Wanting to understand more about the power of the mind, Tere moved from Mexico to Arizona to pursue not one but two Master’s degrees (one in counseling and one in sports psychology). It was there she met her husband and eventually had their daughter.
A friend invited her to go out for a run one weekend and she was hooked. Tere set a new goal of representing Mexico in the Rio Olympics. At the age of 44, she went to the games as the first alternate on the Olympic team. She’s not done yet. She hopes to qualify for the 2020 Olympic Team in Tokyo where she would compete at the age of 48.
Tere believes that you are the only one who determines your limits and she spends her time teaching that to both aspiring and high-level athletes. We have a great conversation about how you develop this mindset, how you protect your life from people who will not help you achieve your goals, how to find the right coach and why some coaches will not empower your dreams as well as much more
You don’t want to miss this conversation where we hear her story and learn insights on how to master your mindset to accomplish big goals.

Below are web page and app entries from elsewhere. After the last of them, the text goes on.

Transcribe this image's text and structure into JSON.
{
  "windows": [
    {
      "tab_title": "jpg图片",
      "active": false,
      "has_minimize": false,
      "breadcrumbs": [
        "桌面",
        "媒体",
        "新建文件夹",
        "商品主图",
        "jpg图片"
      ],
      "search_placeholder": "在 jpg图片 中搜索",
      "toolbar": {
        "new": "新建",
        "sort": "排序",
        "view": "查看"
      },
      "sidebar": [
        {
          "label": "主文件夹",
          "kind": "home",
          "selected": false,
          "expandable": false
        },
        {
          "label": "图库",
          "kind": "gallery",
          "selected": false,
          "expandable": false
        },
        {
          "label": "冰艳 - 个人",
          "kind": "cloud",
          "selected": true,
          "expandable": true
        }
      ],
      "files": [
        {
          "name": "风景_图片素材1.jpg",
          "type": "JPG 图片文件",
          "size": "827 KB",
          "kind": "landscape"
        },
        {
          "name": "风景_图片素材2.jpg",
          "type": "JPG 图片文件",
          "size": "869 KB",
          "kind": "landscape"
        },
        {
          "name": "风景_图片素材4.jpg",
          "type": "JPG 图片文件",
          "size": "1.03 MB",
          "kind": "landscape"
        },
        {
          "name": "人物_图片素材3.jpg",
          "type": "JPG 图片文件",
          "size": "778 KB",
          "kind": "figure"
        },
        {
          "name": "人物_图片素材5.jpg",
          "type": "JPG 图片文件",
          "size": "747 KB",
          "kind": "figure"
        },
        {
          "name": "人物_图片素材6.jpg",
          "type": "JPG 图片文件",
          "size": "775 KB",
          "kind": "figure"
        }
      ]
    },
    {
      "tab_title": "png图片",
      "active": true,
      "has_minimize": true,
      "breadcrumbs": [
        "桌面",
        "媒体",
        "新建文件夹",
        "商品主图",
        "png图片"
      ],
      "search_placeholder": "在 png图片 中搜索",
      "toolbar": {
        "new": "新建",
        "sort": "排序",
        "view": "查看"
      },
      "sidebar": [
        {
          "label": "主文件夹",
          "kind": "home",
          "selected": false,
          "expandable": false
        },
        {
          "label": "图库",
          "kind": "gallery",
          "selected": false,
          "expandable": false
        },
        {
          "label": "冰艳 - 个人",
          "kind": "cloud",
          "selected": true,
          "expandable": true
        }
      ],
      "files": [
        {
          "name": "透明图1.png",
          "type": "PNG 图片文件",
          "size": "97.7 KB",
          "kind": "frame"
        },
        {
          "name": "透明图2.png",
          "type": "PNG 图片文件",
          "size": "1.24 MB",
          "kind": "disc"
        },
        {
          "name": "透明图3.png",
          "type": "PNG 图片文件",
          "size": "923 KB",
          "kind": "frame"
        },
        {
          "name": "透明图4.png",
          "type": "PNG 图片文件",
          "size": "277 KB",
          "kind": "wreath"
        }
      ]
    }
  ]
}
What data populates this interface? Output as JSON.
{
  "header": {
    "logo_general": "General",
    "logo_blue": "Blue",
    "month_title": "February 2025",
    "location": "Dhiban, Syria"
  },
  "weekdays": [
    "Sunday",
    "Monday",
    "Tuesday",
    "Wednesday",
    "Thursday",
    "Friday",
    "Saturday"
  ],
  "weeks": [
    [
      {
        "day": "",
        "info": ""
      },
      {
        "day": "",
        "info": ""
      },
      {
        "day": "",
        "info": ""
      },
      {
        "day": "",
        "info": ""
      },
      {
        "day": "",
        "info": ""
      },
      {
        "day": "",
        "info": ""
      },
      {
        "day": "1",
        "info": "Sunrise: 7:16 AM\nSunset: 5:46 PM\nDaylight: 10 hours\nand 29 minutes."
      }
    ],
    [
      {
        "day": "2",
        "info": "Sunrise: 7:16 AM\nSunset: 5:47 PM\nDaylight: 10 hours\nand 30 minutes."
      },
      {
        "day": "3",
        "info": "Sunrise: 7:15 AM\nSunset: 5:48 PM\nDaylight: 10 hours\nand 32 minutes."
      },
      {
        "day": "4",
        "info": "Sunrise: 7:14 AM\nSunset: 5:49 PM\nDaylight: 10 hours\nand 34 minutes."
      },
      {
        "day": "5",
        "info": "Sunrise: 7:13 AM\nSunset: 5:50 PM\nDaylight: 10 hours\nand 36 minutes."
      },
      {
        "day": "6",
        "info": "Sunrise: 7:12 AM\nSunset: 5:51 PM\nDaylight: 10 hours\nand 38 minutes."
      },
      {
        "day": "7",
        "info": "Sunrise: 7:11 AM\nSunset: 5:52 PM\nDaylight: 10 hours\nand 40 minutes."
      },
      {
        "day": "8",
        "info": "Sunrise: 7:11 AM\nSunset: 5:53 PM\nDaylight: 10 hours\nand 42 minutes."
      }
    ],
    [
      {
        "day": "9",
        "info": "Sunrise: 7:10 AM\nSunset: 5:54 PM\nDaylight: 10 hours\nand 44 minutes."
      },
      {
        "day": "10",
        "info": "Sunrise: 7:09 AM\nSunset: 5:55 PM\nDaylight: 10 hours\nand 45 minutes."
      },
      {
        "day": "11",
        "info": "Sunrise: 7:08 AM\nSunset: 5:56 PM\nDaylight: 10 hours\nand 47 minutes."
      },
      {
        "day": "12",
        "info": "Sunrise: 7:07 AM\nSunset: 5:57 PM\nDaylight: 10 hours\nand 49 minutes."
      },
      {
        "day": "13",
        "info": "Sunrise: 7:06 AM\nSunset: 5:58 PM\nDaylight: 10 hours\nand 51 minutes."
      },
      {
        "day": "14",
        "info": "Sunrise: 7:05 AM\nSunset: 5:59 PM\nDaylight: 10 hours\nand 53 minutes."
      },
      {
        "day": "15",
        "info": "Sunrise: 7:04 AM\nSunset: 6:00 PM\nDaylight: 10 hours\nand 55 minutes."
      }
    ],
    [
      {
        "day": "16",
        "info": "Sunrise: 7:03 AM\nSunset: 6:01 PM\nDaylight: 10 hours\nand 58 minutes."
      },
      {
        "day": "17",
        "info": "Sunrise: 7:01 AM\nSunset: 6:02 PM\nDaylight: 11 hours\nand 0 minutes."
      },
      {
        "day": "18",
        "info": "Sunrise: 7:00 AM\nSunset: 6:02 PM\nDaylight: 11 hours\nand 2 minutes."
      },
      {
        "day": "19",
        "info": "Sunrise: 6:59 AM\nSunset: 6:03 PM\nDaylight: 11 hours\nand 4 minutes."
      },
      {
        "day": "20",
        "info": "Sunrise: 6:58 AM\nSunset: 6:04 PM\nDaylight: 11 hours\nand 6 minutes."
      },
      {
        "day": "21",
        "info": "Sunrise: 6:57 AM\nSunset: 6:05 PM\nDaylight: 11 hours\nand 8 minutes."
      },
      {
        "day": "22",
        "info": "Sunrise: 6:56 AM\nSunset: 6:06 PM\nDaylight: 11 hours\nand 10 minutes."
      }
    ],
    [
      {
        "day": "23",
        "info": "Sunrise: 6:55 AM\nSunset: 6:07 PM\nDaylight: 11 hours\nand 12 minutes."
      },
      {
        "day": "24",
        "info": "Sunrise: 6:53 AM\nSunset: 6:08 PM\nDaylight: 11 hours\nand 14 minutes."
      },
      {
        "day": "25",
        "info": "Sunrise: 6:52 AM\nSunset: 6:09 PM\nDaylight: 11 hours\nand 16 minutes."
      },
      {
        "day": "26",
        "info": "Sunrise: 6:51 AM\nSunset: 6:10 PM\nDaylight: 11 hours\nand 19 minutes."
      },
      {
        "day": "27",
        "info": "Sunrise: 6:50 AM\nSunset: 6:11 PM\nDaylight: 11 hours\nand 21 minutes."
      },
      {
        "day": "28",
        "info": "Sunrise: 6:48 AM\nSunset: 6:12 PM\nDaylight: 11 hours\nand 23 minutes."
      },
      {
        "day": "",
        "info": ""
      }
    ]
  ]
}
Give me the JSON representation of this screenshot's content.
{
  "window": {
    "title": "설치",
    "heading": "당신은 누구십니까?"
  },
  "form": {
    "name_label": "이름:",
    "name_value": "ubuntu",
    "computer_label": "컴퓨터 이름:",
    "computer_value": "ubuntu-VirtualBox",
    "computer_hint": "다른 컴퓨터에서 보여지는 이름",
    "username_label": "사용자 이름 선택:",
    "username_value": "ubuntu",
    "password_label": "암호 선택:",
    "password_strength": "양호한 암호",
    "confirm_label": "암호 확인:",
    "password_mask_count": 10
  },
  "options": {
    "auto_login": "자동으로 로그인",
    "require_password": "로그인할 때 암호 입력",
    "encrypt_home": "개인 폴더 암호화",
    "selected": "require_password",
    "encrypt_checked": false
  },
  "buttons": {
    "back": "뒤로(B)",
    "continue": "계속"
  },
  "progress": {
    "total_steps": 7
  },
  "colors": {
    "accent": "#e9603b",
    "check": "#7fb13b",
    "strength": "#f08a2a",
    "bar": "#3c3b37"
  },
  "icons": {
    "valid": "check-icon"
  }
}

Tere teaches private clinics and works with individual athletes. You can find her at Insightful Runner
As soon as you start a conversation with Jeff and Andre Shinabarger, you know that they are truly opposites in every way. Their playful banter and opposite perspective when sharing a story give you insight into how two strong-willed leaders who want to change the world have learned how to stay in love and raise a healthy family while they pursue their passions.
Jeff and Andre always knew they had big dreams. She serves as a Physician’s Assistant at Grady Healthcare in Atlanta and Jeff is the Founder and Executive Director of a nonprofit in Atlanta called Plywood People, where he leads a community of startups who are doing good. Listen to their story.
It doesn’t take long to hear their passion for impacting the world. They have dreams and have worked hard to build a platform for those dreams. But, early in their lives as new parents, they started to discover that they had to change the way they were living if they wanted to stay in love and raise a healthy family. This led them to a series of decisions which included a 3-month sabbatical in Nicaragua where they began the process of changing the way they operated as a couple and a family.
This interview is chalked full of dirt for anyone wrestling with some of those same questions as they live out their passion. You’ll learn how they’ve created rhythms in life that work for them and the radical steps they’ve taken to stay healthy in the midst of a busy life.
Even though Jesica D’Avanza grew up with parents who instilled confidence in her abilities from an early age and a father who was a role model as an elite runner, when it came to her own personal journey to running, Jesica shares a story that many of us can relate to.
She grew up running high school track but as she began her own journey into endurance running, she started to realize how some of her self-limited beliefs were holding her back. The things she learned as she set goals first to complete long-distance events and then to hit time goals, started to grow her confidence in other areas of her life. Listen to her full story on the podcast.
In 2012, Jesica began her blog, runladylike.com – appropriately named by combining the words “run” and “unladylike” – where she shares her uncensored and unladylike adventures of running and marathon training. (listen to the podcast for poop stories – yep, we all have them, she just isn’t shy about sharing them!)
Jesica also shares about her journey to becoming a mom and how she’s had to adapt to the change in her body from pregnancy and childbirth. She’s very honest about the physical and mental challenges that come with having your body completely transformed.
Jesica has completed eight marathons, 12 half marathons and numerous triathlons, including two half iron distance races. She received her marathon coaching certification from the North American Academy of Sport Fitness Professionals and actively coaches runners of all levels. In her day job, she serves as vice president of marketing communications for the nation’s largest nonprofit organization dedicated to ending muscle disease. You can connect with her at @rUnladylike on Instagram, Twitter and Facebook.